## [Material provided]
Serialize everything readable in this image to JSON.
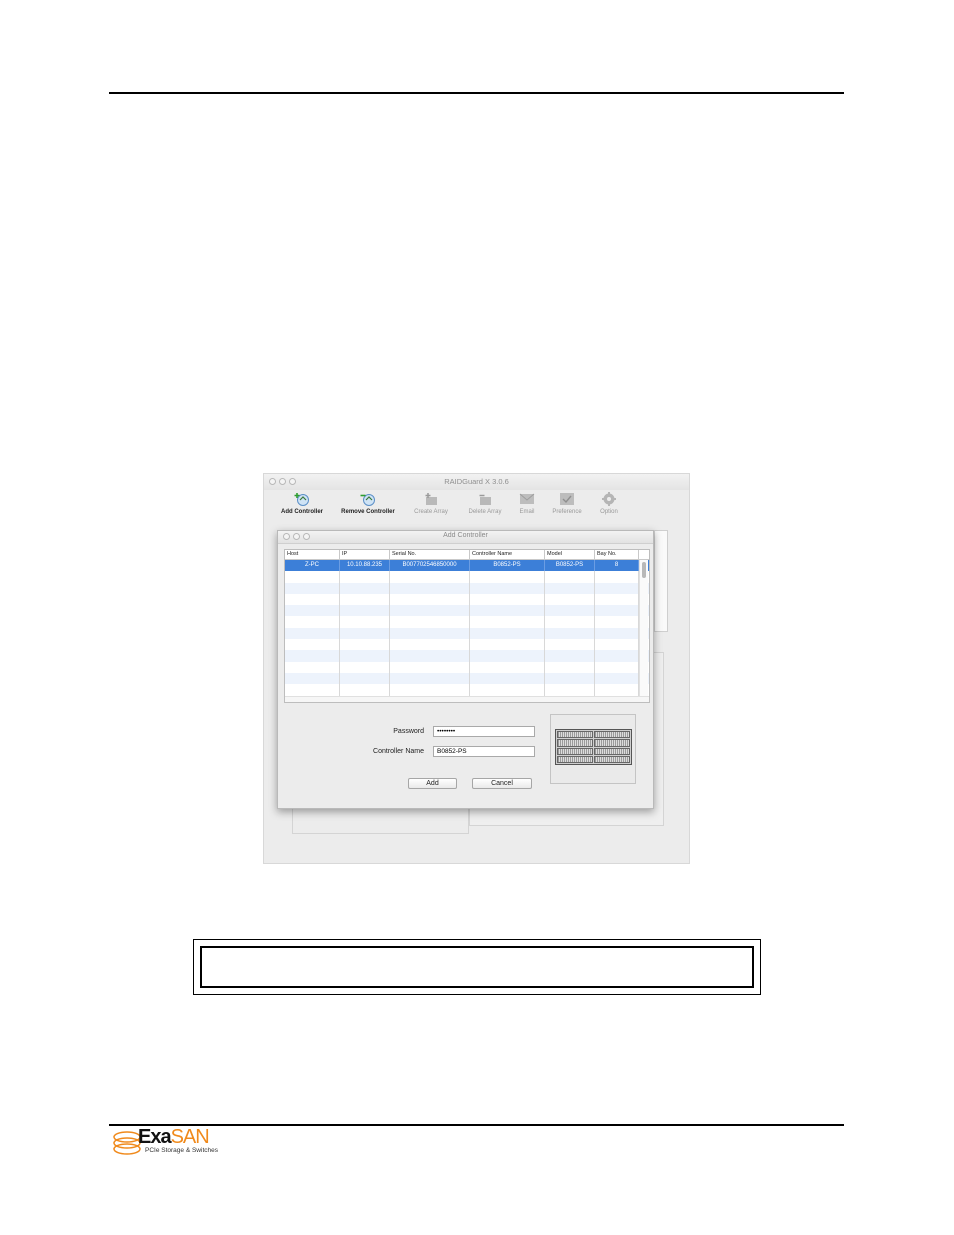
{
  "app": {
    "window_title": "RAIDGuard X 3.0.6",
    "toolbar": [
      {
        "label": "Add Controller",
        "icon": "add-controller-icon",
        "active": true
      },
      {
        "label": "Remove Controller",
        "icon": "remove-controller-icon",
        "active": true
      },
      {
        "label": "Create Array",
        "icon": "create-array-icon",
        "active": false
      },
      {
        "label": "Delete Array",
        "icon": "delete-array-icon",
        "active": false
      },
      {
        "label": "Email",
        "icon": "email-icon",
        "active": false
      },
      {
        "label": "Preference",
        "icon": "preference-icon",
        "active": false
      },
      {
        "label": "Option",
        "icon": "option-gear-icon",
        "active": false
      }
    ]
  },
  "dialog": {
    "title": "Add Controller",
    "columns": [
      "Host",
      "IP",
      "Serial No.",
      "Controller Name",
      "Model",
      "Bay No."
    ],
    "rows": [
      {
        "host": "Z-PC",
        "ip": "10.10.88.235",
        "serial": "B007702546850000",
        "name": "B0852-PS",
        "model": "B0852-PS",
        "bay": "8"
      }
    ],
    "password_label": "Password",
    "password_value": "••••••••",
    "controller_name_label": "Controller Name",
    "controller_name_value": "B0852-PS",
    "add_label": "Add",
    "cancel_label": "Cancel",
    "selection_color": "#3c7fd8"
  },
  "footer": {
    "logo_exa": "Exa",
    "logo_san": "SAN",
    "logo_tagline": "PCIe Storage & Switches",
    "brand_color": "#f08a1c"
  }
}
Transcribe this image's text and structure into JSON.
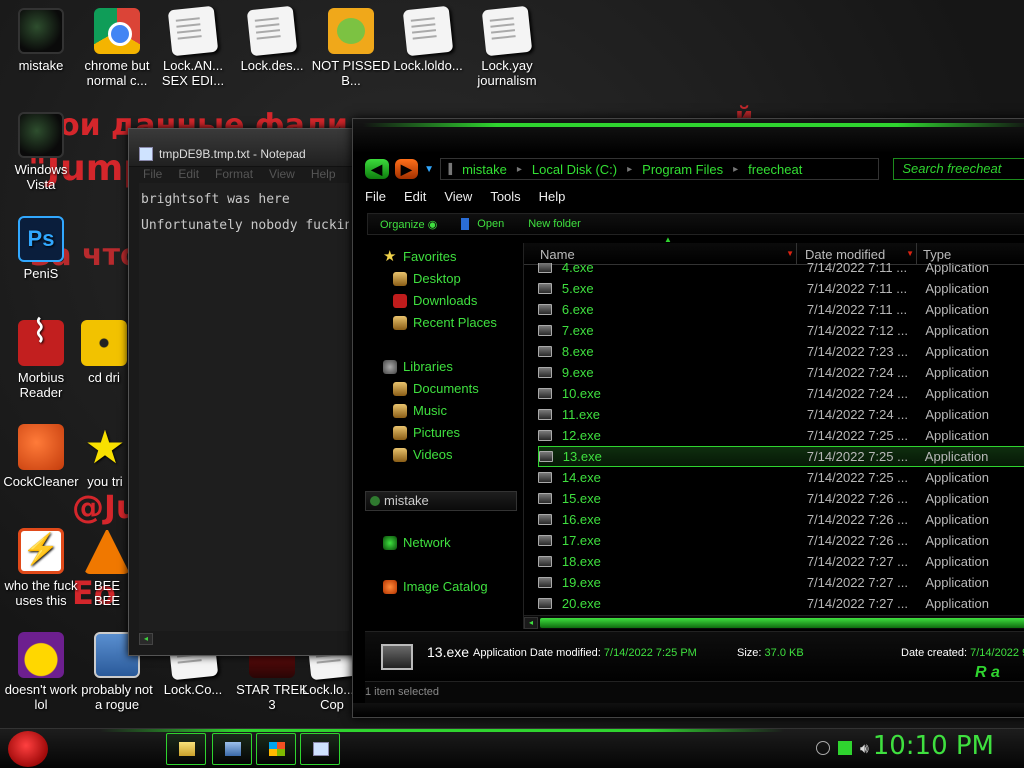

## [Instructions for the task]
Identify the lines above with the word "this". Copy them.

## [Exercise answer]
Serialize everything readable in this image to JSON.
Transcribe this image's text and structure into JSON.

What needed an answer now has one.